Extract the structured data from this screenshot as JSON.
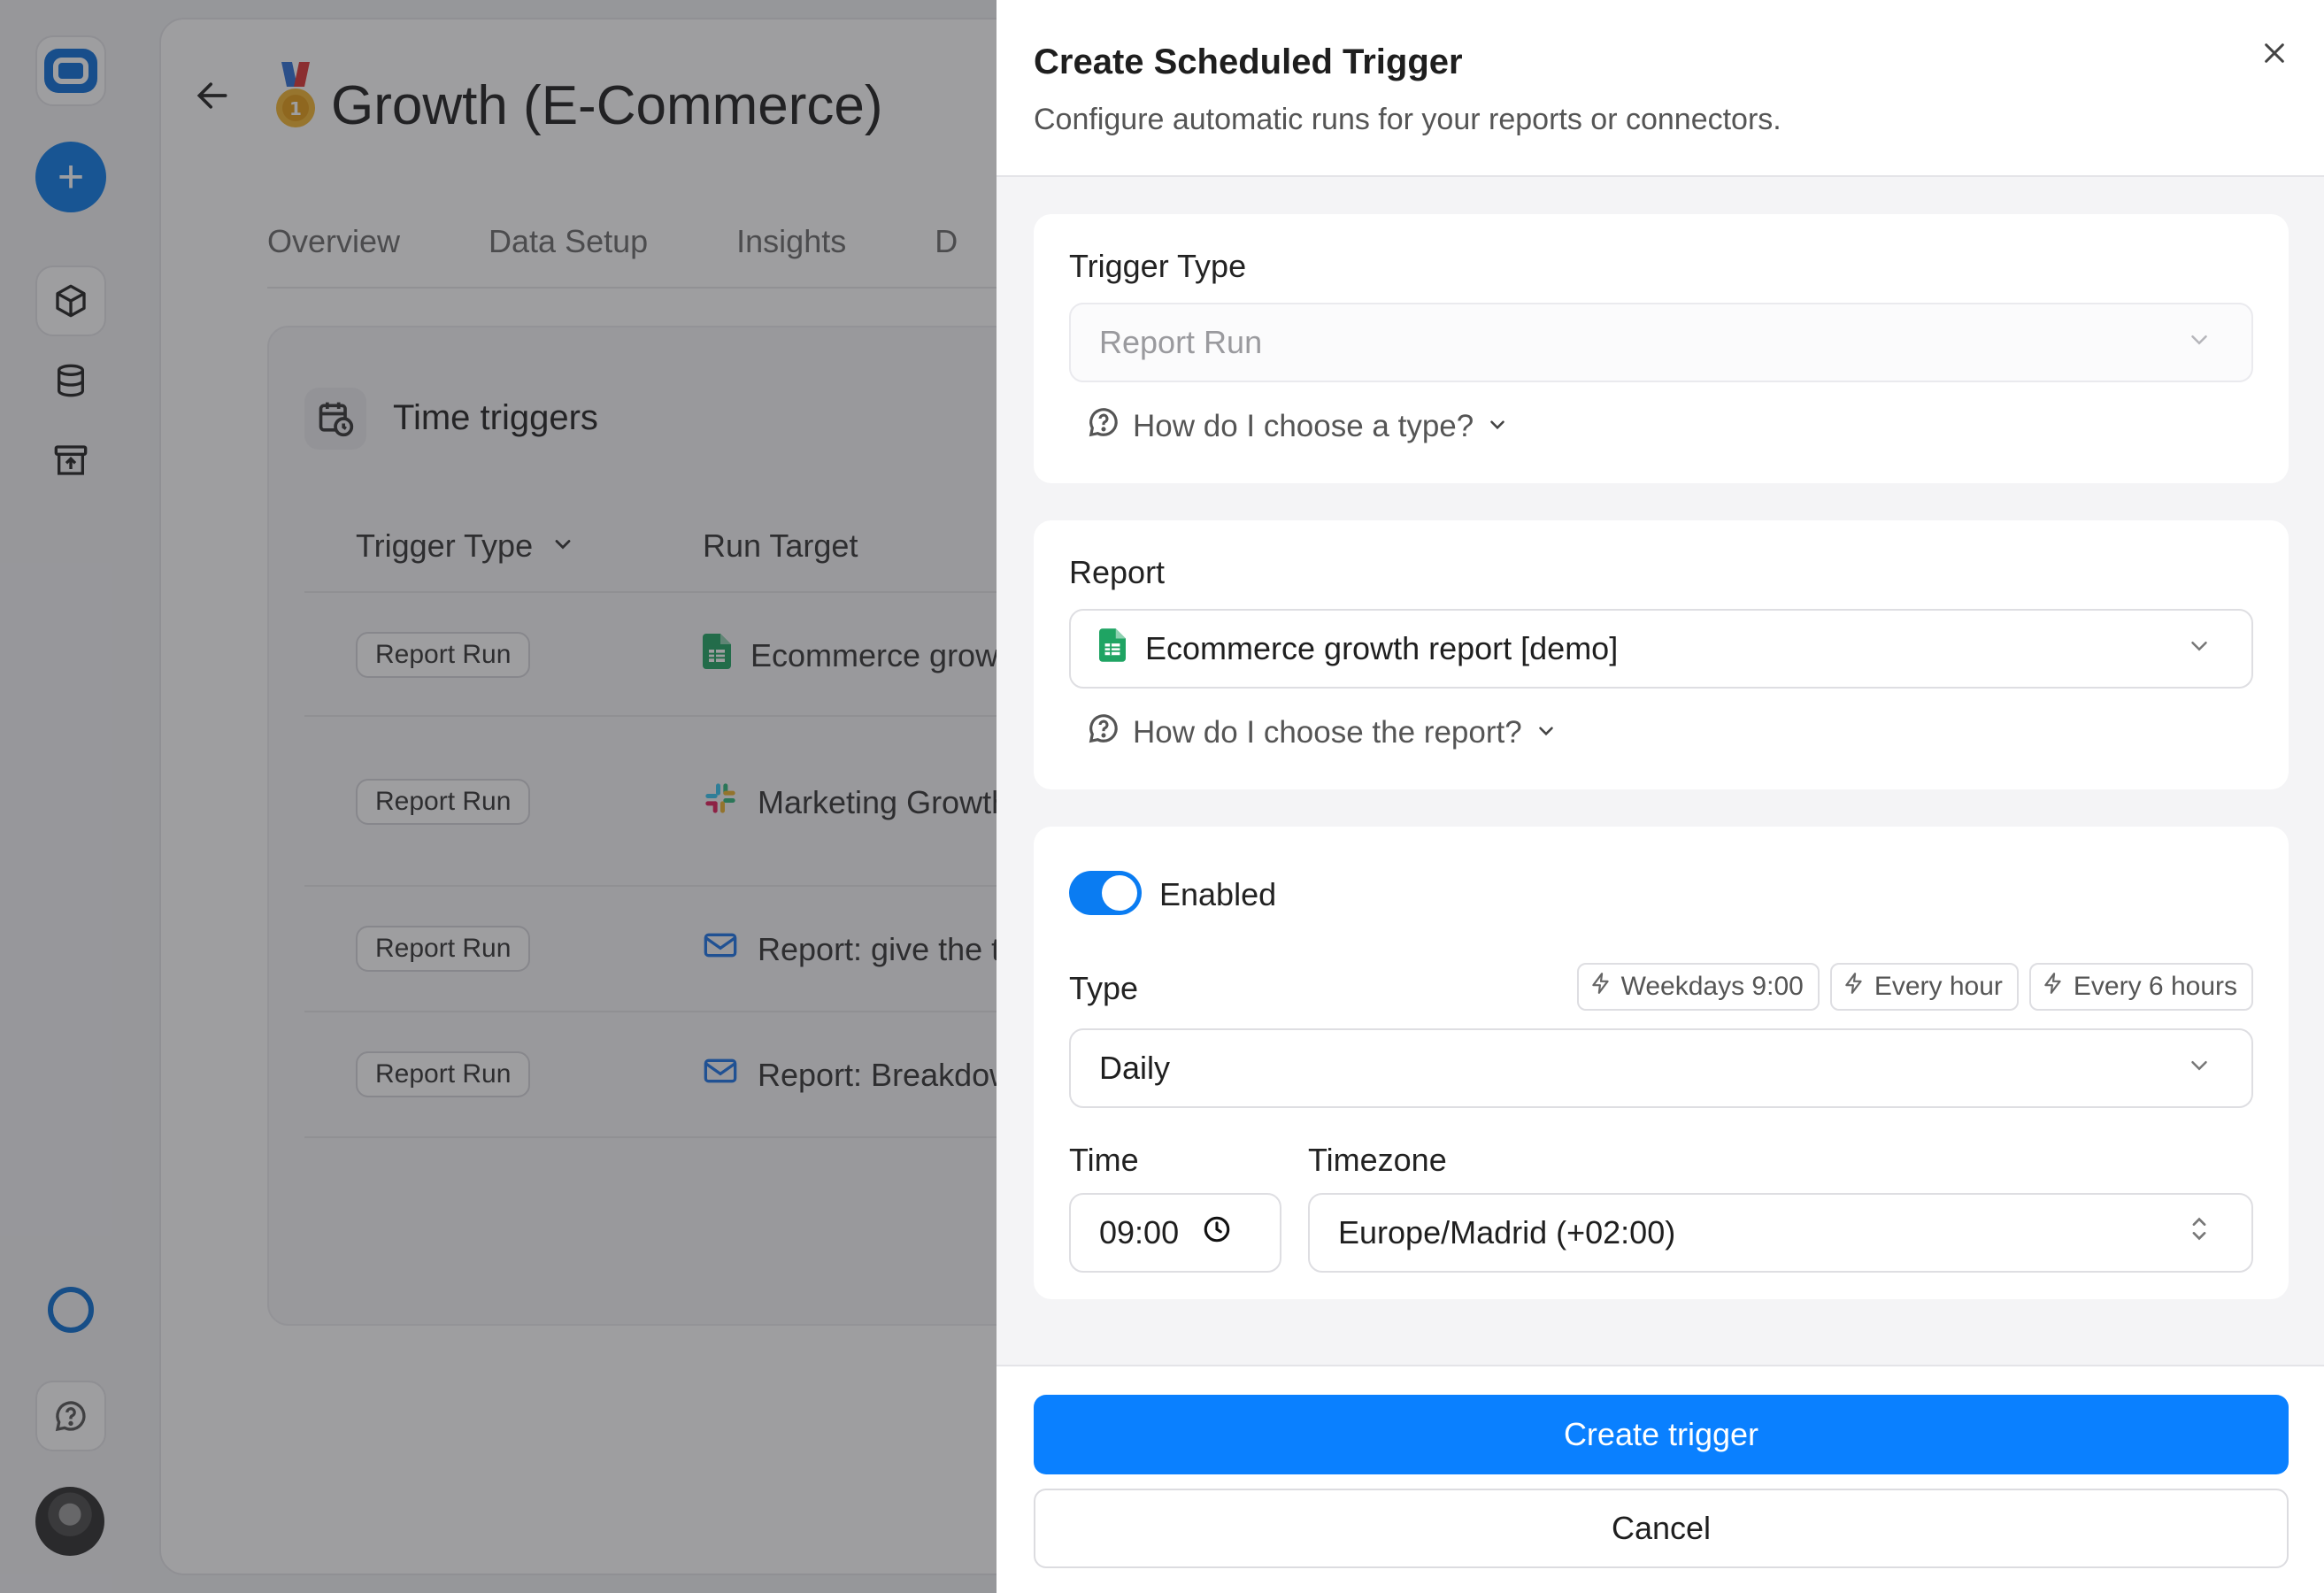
{
  "rail": {
    "icons": [
      "logo-icon",
      "plus-icon",
      "cube-icon",
      "database-icon",
      "archive-icon",
      "ring-icon",
      "help-chat-icon",
      "avatar"
    ]
  },
  "page": {
    "title": "Growth (E-Commerce)",
    "tabs": [
      "Overview",
      "Data Setup",
      "Insights",
      "D"
    ]
  },
  "triggers_card": {
    "title": "Time triggers",
    "columns": [
      "Trigger Type",
      "Run Target"
    ],
    "rows": [
      {
        "type": "Report Run",
        "target": "Ecommerce grow",
        "icon": "sheets-icon"
      },
      {
        "type": "Report Run",
        "target": "Marketing Growth",
        "icon": "slack-icon"
      },
      {
        "type": "Report Run",
        "target": "Report: give the t",
        "icon": "mail-icon"
      },
      {
        "type": "Report Run",
        "target": "Report: Breakdow",
        "icon": "mail-icon"
      }
    ]
  },
  "drawer": {
    "title": "Create Scheduled Trigger",
    "subtitle": "Configure automatic runs for your reports or connectors.",
    "trigger_type": {
      "label": "Trigger Type",
      "value": "Report Run",
      "help": "How do I choose a type?"
    },
    "report": {
      "label": "Report",
      "value": "Ecommerce growth report [demo]",
      "help": "How do I choose the report?"
    },
    "schedule": {
      "enabled_label": "Enabled",
      "enabled": true,
      "type_label": "Type",
      "presets": [
        "Weekdays 9:00",
        "Every hour",
        "Every 6 hours"
      ],
      "type_value": "Daily",
      "time_label": "Time",
      "time_value": "09:00",
      "timezone_label": "Timezone",
      "timezone_value": "Europe/Madrid (+02:00)"
    },
    "buttons": {
      "create": "Create trigger",
      "cancel": "Cancel"
    }
  },
  "colors": {
    "accent": "#0a80ff",
    "toggle_on": "#0a7cf2",
    "overlay": "#28282d"
  }
}
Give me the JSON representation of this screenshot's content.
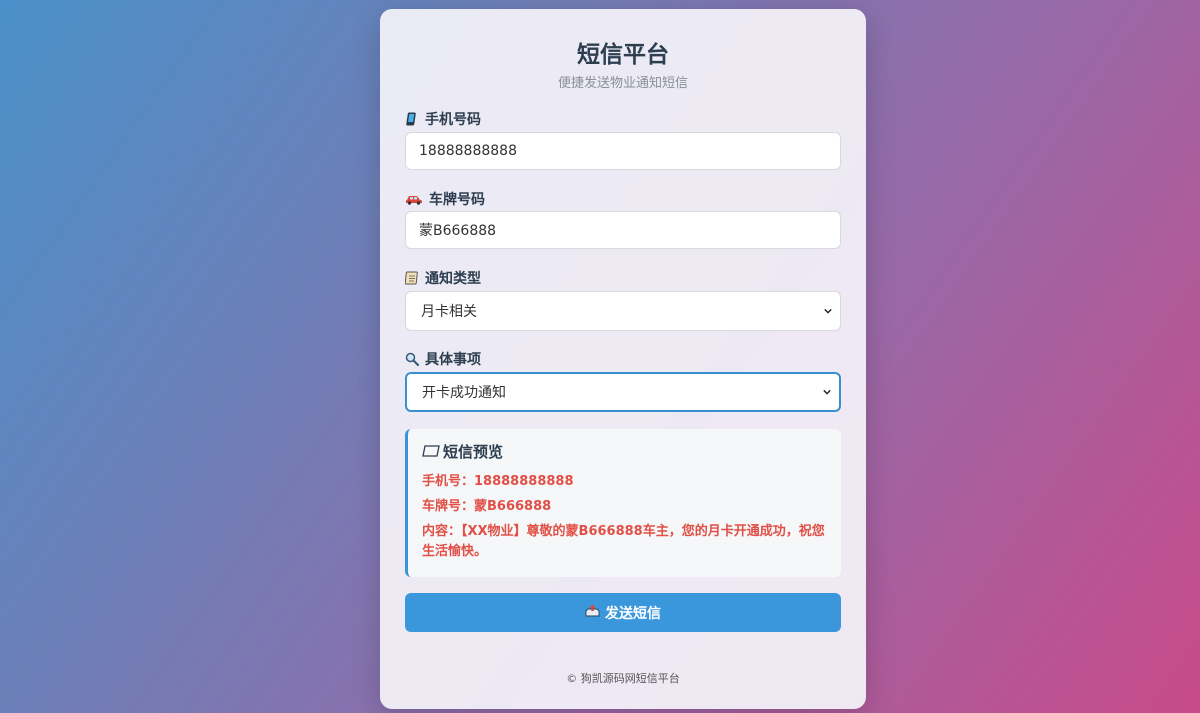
{
  "header": {
    "title": "短信平台",
    "subtitle": "便捷发送物业通知短信"
  },
  "form": {
    "phone": {
      "label": "手机号码",
      "icon": "mobile-phone-icon",
      "value": "18888888888"
    },
    "plate": {
      "label": "车牌号码",
      "icon": "car-icon",
      "value": "蒙B666888"
    },
    "notice_type": {
      "label": "通知类型",
      "icon": "notepad-icon",
      "selected": "月卡相关"
    },
    "item": {
      "label": "具体事项",
      "icon": "magnifier-icon",
      "selected": "开卡成功通知"
    }
  },
  "preview": {
    "title": "短信预览",
    "icon": "message-icon",
    "phone_line": "手机号：18888888888",
    "plate_line": "车牌号：蒙B666888",
    "content_line": "内容：【XX物业】尊敬的蒙B666888车主，您的月卡开通成功，祝您生活愉快。"
  },
  "send_button": {
    "label": "发送短信",
    "icon": "outbox-icon"
  },
  "footer": {
    "text": "© 狗凯源码网短信平台"
  },
  "colors": {
    "accent": "#3a97dc",
    "preview_text": "#e05046",
    "title": "#2c3e50"
  }
}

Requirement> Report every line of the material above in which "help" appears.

Exercise answer>
      "help-chat-icon",
      "help": "How do I choose a type?"
      "help": "How do I choose the report?"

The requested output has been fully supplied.